Naming a character is like birthing a new person into the world.  Once someone has a name, he/she has a life.  Names are important.

Be sure to check out everybody else's naming process!

Tuesday: Meeeee


Unrelated question: I am revising ATRS right now, and it's horrible.  Rewriting is huge, but there are so many problems I don't even know how I should approach this.  I could either go through front to back and rewrite that way, or pick out really, really bad scenes and redo them. But I'm also trying to work in some clarifications to the plot, fix some unconvincing motivations, etc.  How do you all prefer to rewrite?  Any kind of help is appreciated.


  1. Nice thoughts. I generally tend to pick a meaning and then find a name that goes with it--unless the character already comes with a name. In that case, I go with the character. Sometimes I change the name (name I picked by meaning) a little to suit my ear.

    *hugs* on the rewrites. For me, structure is a big thing. Is the story structured correctly for the story? I tend to go through and revise. Sometimes I'll add comments. I also have a separate document where I can make notes of the big things I need to fix, or threads I need to weave through better.

    Hope that helps. :D

  2. Rewrites suck. No other way about it. I always prefer to go from beginning to end, otherwise I start to get confused, but that could just be me. Sometimes it also helps to go through and knock out all the easy stuff, so you at least feel like you're making progress. Progress is always good.

    Good luck!

  3. Connotations are definitely important!

    Oh, and since you asked, Mystica is set in a city ruled by descendants of Celtic Druids. So, there is a lot of Celtic influence, and it is the primary source of magic in the novel.

    Sounds like I should read Un Lun Dun^^ I saw the book in the local library, but I have so much to read right now. Oh well, one more addition to my summer reading list =D
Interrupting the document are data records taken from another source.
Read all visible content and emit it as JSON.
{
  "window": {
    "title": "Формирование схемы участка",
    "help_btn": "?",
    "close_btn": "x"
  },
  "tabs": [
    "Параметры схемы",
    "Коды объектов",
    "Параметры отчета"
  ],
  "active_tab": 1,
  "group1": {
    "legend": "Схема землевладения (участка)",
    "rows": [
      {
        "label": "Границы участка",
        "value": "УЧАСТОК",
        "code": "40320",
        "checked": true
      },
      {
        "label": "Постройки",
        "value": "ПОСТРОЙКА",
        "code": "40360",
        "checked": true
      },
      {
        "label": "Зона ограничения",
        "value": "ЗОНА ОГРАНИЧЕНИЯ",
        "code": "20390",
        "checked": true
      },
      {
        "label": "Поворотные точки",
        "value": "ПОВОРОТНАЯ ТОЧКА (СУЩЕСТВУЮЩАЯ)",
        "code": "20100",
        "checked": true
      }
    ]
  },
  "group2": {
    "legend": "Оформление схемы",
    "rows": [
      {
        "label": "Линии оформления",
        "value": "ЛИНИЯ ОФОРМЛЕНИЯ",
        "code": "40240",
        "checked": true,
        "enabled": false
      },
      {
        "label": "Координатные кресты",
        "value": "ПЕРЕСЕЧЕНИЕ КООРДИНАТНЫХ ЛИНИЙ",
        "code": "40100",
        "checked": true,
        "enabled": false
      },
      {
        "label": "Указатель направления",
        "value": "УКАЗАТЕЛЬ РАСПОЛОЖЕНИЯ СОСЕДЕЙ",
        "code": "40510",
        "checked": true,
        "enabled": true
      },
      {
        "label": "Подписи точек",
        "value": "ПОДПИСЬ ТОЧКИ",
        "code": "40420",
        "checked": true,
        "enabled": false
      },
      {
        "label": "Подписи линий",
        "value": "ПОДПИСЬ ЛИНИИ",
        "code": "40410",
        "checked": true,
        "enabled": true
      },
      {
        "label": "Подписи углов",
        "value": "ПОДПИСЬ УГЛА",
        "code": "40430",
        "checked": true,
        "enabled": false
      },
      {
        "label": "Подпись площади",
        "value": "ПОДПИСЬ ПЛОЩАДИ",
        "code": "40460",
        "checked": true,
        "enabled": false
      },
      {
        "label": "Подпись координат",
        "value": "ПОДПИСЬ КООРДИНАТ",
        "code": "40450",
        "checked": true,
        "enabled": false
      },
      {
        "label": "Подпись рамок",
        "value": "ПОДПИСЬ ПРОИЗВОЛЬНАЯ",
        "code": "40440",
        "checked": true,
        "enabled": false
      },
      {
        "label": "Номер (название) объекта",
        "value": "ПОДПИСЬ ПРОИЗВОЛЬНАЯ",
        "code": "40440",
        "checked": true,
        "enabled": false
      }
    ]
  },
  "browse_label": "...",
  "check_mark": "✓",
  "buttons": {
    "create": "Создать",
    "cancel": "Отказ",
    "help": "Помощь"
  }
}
  4. What's Un Lun Dun??
    Come to think of it, character's name don't matter to me as much as the plot or the theme. I think I have said that I'm a character driven character...? After consideration, I am more of a theme-driven character.
    And now I am totally confused because what kind of writer am I??? SIGH...
    Sorry for the late reply. Been busy all week XD